The growing importance of Open Access (OA) in our institutions cannot be emphasized enough as increased access to key research information is a prerequisite for progress in research, innovation and development.

The Consortium of Uganda University Libraries (CUUL) in partnership with the Electronic Information for Libraries (EIFL) under their Swedish Program for ICT in Developing Regions (SPIDER) project-Phase II set out to make more digital content available in six participating institutions in Uganda. In Uganda, the six participating institutions in the CUUL/EIFL SPIDER II project include; Bishop Stuart University, Busitema University, Makerere University, Makerere University Business School, Uganda Christian University, and Uganda Martyrs’ University under the theme “Open Access (OA) policy development in Kenya, Tanzania and Uganda to make more digital content available”.

The project shall be implemented from May 2016 to March 2018 and the key project activities will include; Open Access advocacy, policy formulation and strengthening the functionality and management of the six (6) universities Institutional Repositories (IR).

The workshop was entitled “Open Access Publishing and Developing Open Access Policies”; was convened to explore the aspects of OA publishing, OA policy development and its implications for the universities.

The four (4) day workshop was held at Olive Garden, Bugolobi-Kampala; with each institution nominating two (2) Librarians responsible for their institution’s repository project and one Head of research or equivalent or journal editor or researcher with a publishing background.

The workshop was structured into two parts; with OA Publishing being held for one day-18th of October, 2016; whilst the second part of the workshop, involving a continuation of two librarians; was held from the 19th to the 21st of October, 2016.

The lead facilitator for the workshop was the Open Access-Programme Manager and was supported by 3 participant facilitators.  The Directory of Open Access Journals’ (DOAJ) Ambassador for East Africa also made a presentation during day one.

The overall objective of the workshop was to; “increase local digital content in Uganda.”

As the outcomes for the workshop, participants were expected to have:

v  Developed understanding of Open Access and its implications

v  Developed a draft Open Access and Repository Policy

v  Created Open Access/ repository task forces and action plans for the task forces

The Workshop Training Process and Methods involved: Daily Registration, Presentations, questions and answer-sessions with responses to questions coming from both the facilitators and participants. Other processes involved open discussions and brainstorming, hands-on practice to access online resources e.g. Sherpa Romeo. Group activities were used in developing the OA and IR policies and Librarians also discussed implications of rolling out their policies.

Wrap-ups for each day’s training-using exit questions were done. Recaps were also held each morning to review content covered during previous day.

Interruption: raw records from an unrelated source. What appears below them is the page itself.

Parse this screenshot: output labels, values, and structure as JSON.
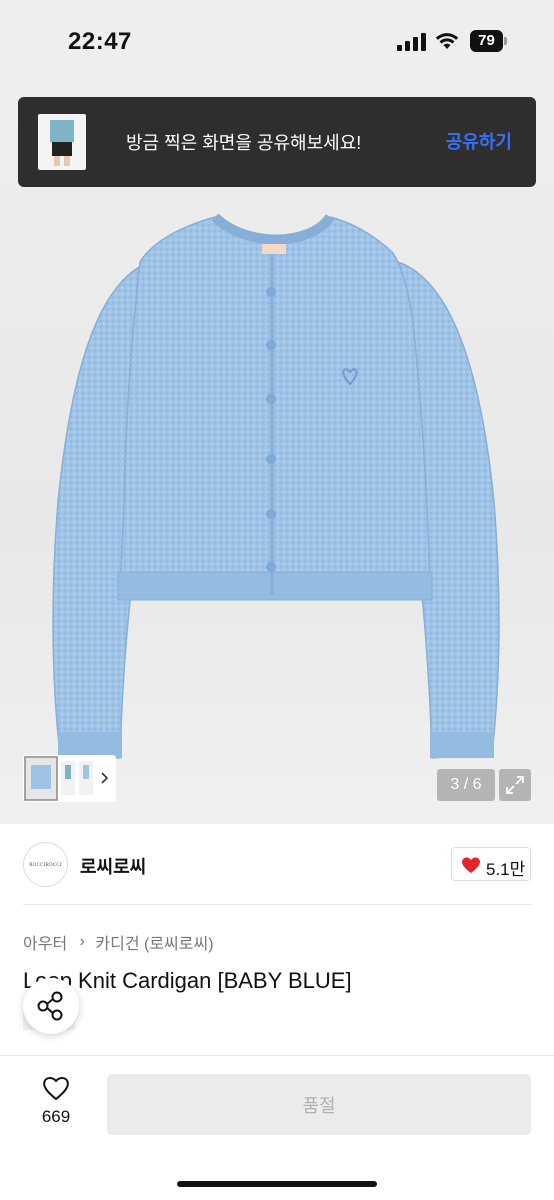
{
  "status_bar": {
    "time": "22:47",
    "battery": "79"
  },
  "share_toast": {
    "message": "방금 찍은 화면을 공유해보세요!",
    "action": "공유하기"
  },
  "gallery": {
    "counter": "3 / 6",
    "brand_tag": "rocci"
  },
  "brand": {
    "logo_text": "ROCCIROCCI",
    "name": "로씨로씨",
    "like_count": "5.1만"
  },
  "breadcrumb": {
    "level1": "아우터",
    "level2": "카디건 (로씨로씨)"
  },
  "product": {
    "title": "Loop Knit Cardigan [BABY BLUE]"
  },
  "bottom_bar": {
    "wish_count": "669",
    "buy_label": "품절"
  },
  "colors": {
    "accent": "#3b6ff5",
    "heart": "#e3242b",
    "cardigan": "#9ec3e6"
  }
}
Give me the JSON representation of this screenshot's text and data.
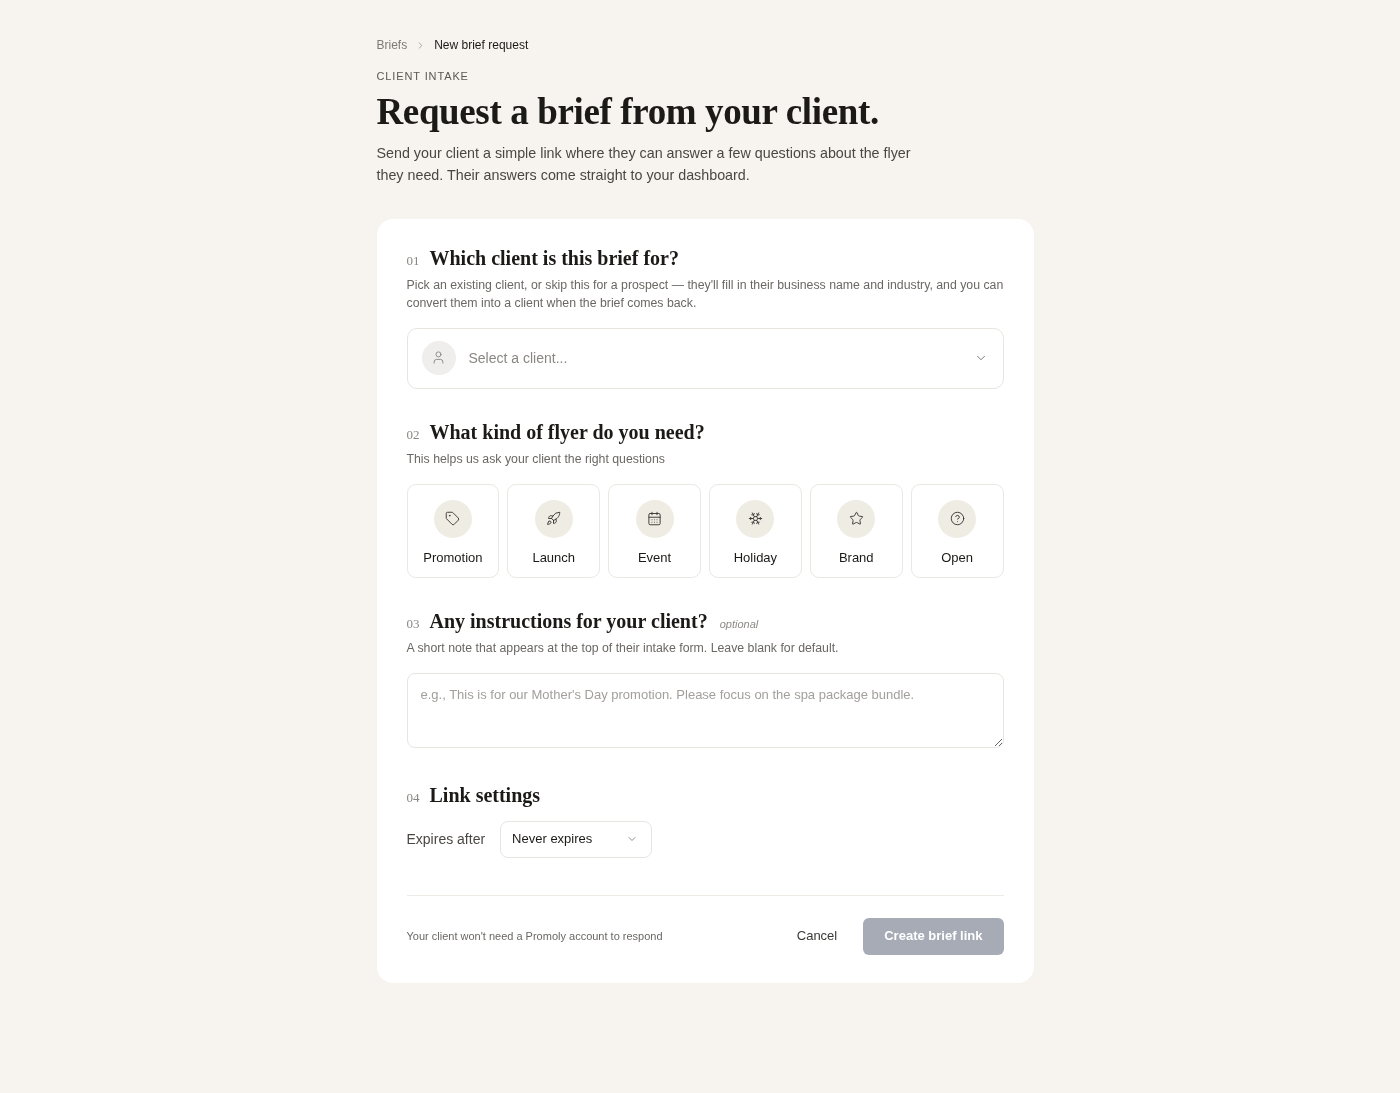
{
  "breadcrumb": [
    {
      "label": "Briefs",
      "current": false
    },
    {
      "label": "New brief request",
      "current": true
    }
  ],
  "eyebrow": "CLIENT INTAKE",
  "title": "Request a brief from your client.",
  "intro": "Send your client a simple link where they can answer a few questions about the flyer they need. Their answers come straight to your dashboard.",
  "sections": [
    {
      "kind": "client_select",
      "number": "01",
      "title": "Which client is this brief for?",
      "description": "Pick an existing client, or skip this for a prospect — they'll fill in their business name and industry, and you can convert them into a client when the brief comes back.",
      "select": {
        "placeholder": "Select a client..."
      }
    },
    {
      "kind": "flyer_type",
      "number": "02",
      "title": "What kind of flyer do you need?",
      "description": "This helps us ask your client the right questions",
      "options": [
        {
          "label": "Promotion",
          "selected": false
        },
        {
          "label": "Launch",
          "selected": false
        },
        {
          "label": "Event",
          "selected": false
        },
        {
          "label": "Holiday",
          "selected": false
        },
        {
          "label": "Brand",
          "selected": false
        },
        {
          "label": "Open",
          "selected": false
        }
      ]
    },
    {
      "kind": "instructions",
      "number": "03",
      "title": "Any instructions for your client?",
      "tag": "optional",
      "description": "A short note that appears at the top of their intake form. Leave blank for default.",
      "textarea": {
        "placeholder": "e.g., This is for our Mother's Day promotion. Please focus on the spa package bundle."
      }
    },
    {
      "kind": "link_settings",
      "number": "04",
      "title": "Link settings",
      "fields": [
        {
          "label": "Expires after",
          "value": "Never expires"
        }
      ]
    }
  ],
  "footer": {
    "note": "Your client won't need a Promoly account to respond",
    "cancel": {
      "label": "Cancel"
    },
    "submit": {
      "label": "Create brief link",
      "disabled": true
    }
  }
}
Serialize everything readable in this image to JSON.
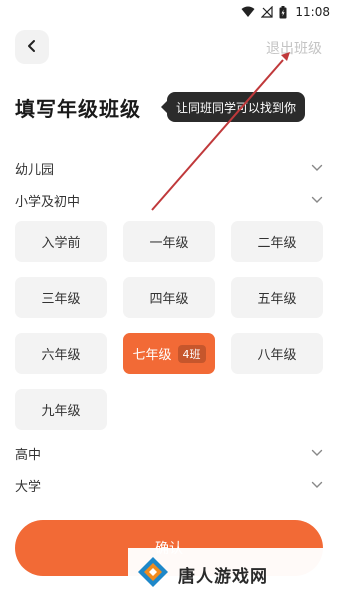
{
  "status_bar": {
    "time": "11:08"
  },
  "header": {
    "exit_label": "退出班级"
  },
  "title": {
    "text": "填写年级班级",
    "tooltip": "让同班同学可以找到你"
  },
  "sections": {
    "kindergarten": "幼儿园",
    "primary_middle": "小学及初中",
    "high_school": "高中",
    "university": "大学"
  },
  "grades": [
    {
      "label": "入学前"
    },
    {
      "label": "一年级"
    },
    {
      "label": "二年级"
    },
    {
      "label": "三年级"
    },
    {
      "label": "四年级"
    },
    {
      "label": "五年级"
    },
    {
      "label": "六年级"
    },
    {
      "label": "七年级",
      "selected": true,
      "class_badge": "4班"
    },
    {
      "label": "八年级"
    },
    {
      "label": "九年级"
    }
  ],
  "confirm_label": "确认",
  "watermark": {
    "text": "唐人游戏网"
  },
  "colors": {
    "accent": "#f26a36",
    "annotation_arrow": "#c0393b"
  }
}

An end of workshop evaluation was employed to elicit feedback from participants on various aspects and sessions of the workshop-to learn on how best to improve similar workshops in future.